┏━━

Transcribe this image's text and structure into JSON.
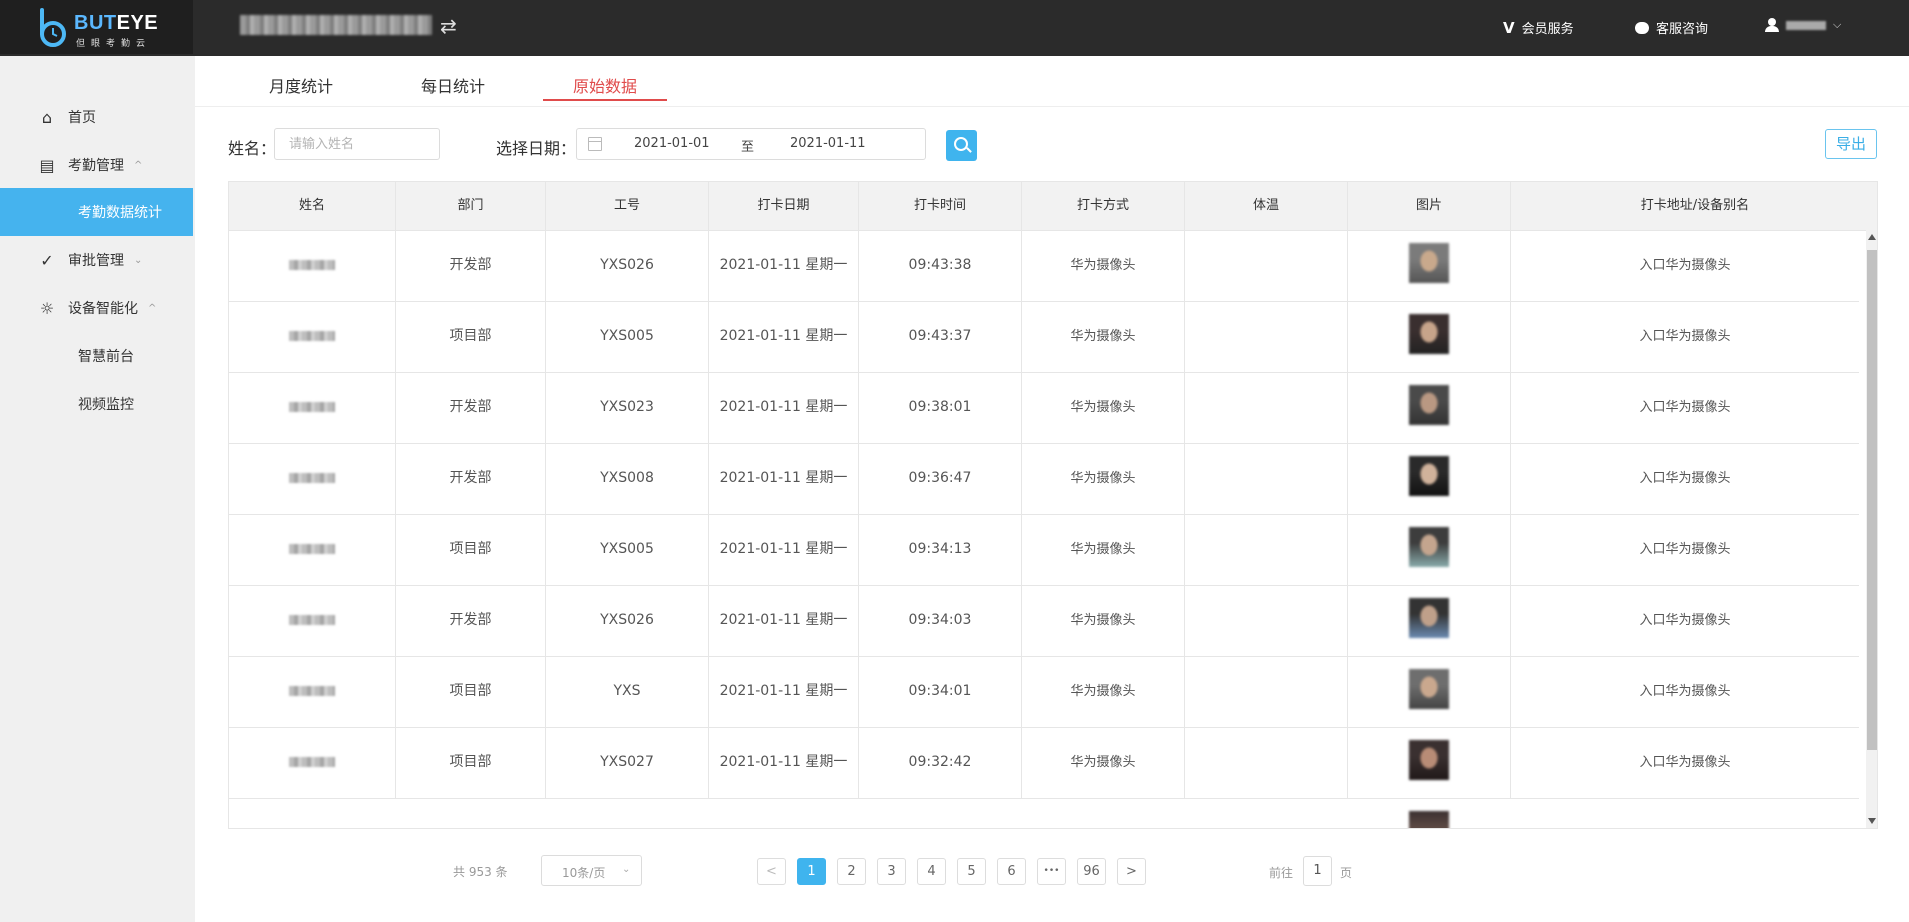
{
  "header": {
    "logo_text_blue": "BUT",
    "logo_text_white": "EYE",
    "logo_sub": "但眼考勤云",
    "switch_icon": "⇄",
    "vip_icon": "V",
    "vip_label": "会员服务",
    "service_label": "客服咨询",
    "user_caret": "⌵"
  },
  "sidebar": {
    "items": [
      {
        "label": "首页",
        "icon": "home-icon",
        "glyph": "⌂"
      },
      {
        "label": "考勤管理",
        "icon": "calendar-chart-icon",
        "glyph": "▤",
        "arrow": "^"
      },
      {
        "label": "考勤数据统计"
      },
      {
        "label": "审批管理",
        "icon": "check-circle-icon",
        "glyph": "✓",
        "arrow": "⌄"
      },
      {
        "label": "设备智能化",
        "icon": "bulb-icon",
        "glyph": "☼",
        "arrow": "^"
      },
      {
        "label": "智慧前台"
      },
      {
        "label": "视频监控"
      }
    ]
  },
  "tabs": [
    "月度统计",
    "每日统计",
    "原始数据"
  ],
  "filters": {
    "name_label": "姓名：",
    "name_placeholder": "请输入姓名",
    "date_label": "选择日期：",
    "date_start": "2021-01-01",
    "date_sep": "至",
    "date_end": "2021-01-11",
    "export_label": "导出"
  },
  "table": {
    "columns": [
      "姓名",
      "部门",
      "工号",
      "打卡日期",
      "打卡时间",
      "打卡方式",
      "体温",
      "图片",
      "打卡地址/设备别名"
    ],
    "rows": [
      {
        "dept": "开发部",
        "id": "YXS026",
        "date": "2021-01-11 星期一",
        "time": "09:43:38",
        "method": "华为摄像头",
        "temp": "",
        "addr": "入口华为摄像头"
      },
      {
        "dept": "项目部",
        "id": "YXS005",
        "date": "2021-01-11 星期一",
        "time": "09:43:37",
        "method": "华为摄像头",
        "temp": "",
        "addr": "入口华为摄像头"
      },
      {
        "dept": "开发部",
        "id": "YXS023",
        "date": "2021-01-11 星期一",
        "time": "09:38:01",
        "method": "华为摄像头",
        "temp": "",
        "addr": "入口华为摄像头"
      },
      {
        "dept": "开发部",
        "id": "YXS008",
        "date": "2021-01-11 星期一",
        "time": "09:36:47",
        "method": "华为摄像头",
        "temp": "",
        "addr": "入口华为摄像头"
      },
      {
        "dept": "项目部",
        "id": "YXS005",
        "date": "2021-01-11 星期一",
        "time": "09:34:13",
        "method": "华为摄像头",
        "temp": "",
        "addr": "入口华为摄像头"
      },
      {
        "dept": "开发部",
        "id": "YXS026",
        "date": "2021-01-11 星期一",
        "time": "09:34:03",
        "method": "华为摄像头",
        "temp": "",
        "addr": "入口华为摄像头"
      },
      {
        "dept": "项目部",
        "id": "YXS",
        "date": "2021-01-11 星期一",
        "time": "09:34:01",
        "method": "华为摄像头",
        "temp": "",
        "addr": "入口华为摄像头"
      },
      {
        "dept": "项目部",
        "id": "YXS027",
        "date": "2021-01-11 星期一",
        "time": "09:32:42",
        "method": "华为摄像头",
        "temp": "",
        "addr": "入口华为摄像头"
      }
    ]
  },
  "pagination": {
    "total": "共 953 条",
    "page_size": "10条/页",
    "page_size_arrow": "⌄",
    "prev": "<",
    "next": ">",
    "pages": [
      "1",
      "2",
      "3",
      "4",
      "5",
      "6",
      "•••",
      "96"
    ],
    "current_page": "1",
    "goto_prefix": "前往",
    "goto_value": "1",
    "goto_suffix": "页"
  },
  "colors": {
    "accent": "#3fb4ee",
    "active_tab": "#e04b4b",
    "topbar": "#2b2b2b",
    "sidebar_bg": "#f0f0f0"
  }
}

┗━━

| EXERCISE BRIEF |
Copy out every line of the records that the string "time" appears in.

| RESULT OF THE EXERCISE |
        "time": "09:43:38",
        "time": "09:43:37",
        "time": "09:38:01",
        "time": "09:36:47",
        "time": "09:34:13",
        "time": "09:34:03",
        "time": "09:34:01",
        "time": "09:32:42",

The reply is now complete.